Recorded data:

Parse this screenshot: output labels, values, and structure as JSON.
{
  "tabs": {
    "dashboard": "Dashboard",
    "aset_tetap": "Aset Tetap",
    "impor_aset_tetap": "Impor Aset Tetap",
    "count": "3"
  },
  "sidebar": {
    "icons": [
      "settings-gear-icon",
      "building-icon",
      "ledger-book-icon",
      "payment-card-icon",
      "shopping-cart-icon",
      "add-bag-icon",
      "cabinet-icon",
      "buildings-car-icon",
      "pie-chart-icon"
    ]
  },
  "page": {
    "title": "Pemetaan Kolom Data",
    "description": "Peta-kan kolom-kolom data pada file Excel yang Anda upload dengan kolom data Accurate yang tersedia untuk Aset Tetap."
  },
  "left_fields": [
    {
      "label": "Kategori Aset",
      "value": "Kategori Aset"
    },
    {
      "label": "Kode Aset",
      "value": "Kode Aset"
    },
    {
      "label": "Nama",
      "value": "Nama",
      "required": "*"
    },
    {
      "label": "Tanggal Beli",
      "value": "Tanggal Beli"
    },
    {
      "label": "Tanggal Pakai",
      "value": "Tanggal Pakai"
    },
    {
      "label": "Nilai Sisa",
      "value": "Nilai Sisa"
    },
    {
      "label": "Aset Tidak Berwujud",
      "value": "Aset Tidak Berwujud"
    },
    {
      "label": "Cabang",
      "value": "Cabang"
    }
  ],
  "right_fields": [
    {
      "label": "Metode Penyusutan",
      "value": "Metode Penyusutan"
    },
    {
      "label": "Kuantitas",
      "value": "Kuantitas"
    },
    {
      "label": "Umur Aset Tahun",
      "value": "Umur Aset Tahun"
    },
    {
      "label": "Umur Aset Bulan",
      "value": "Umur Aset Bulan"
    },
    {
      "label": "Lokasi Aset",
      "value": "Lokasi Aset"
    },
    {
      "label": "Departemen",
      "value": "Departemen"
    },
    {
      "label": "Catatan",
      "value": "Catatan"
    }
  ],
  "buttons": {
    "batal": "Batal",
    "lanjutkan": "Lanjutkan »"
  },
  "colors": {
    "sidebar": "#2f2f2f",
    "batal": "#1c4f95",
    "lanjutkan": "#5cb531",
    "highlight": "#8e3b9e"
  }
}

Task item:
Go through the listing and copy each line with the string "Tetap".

Reply:
    "aset_tetap": "Aset Tetap",
    "impor_aset_tetap": "Impor Aset Tetap",
    "description": "Peta-kan kolom-kolom data pada file Excel yang Anda upload dengan kolom data Accurate yang tersedia untuk Aset Tetap."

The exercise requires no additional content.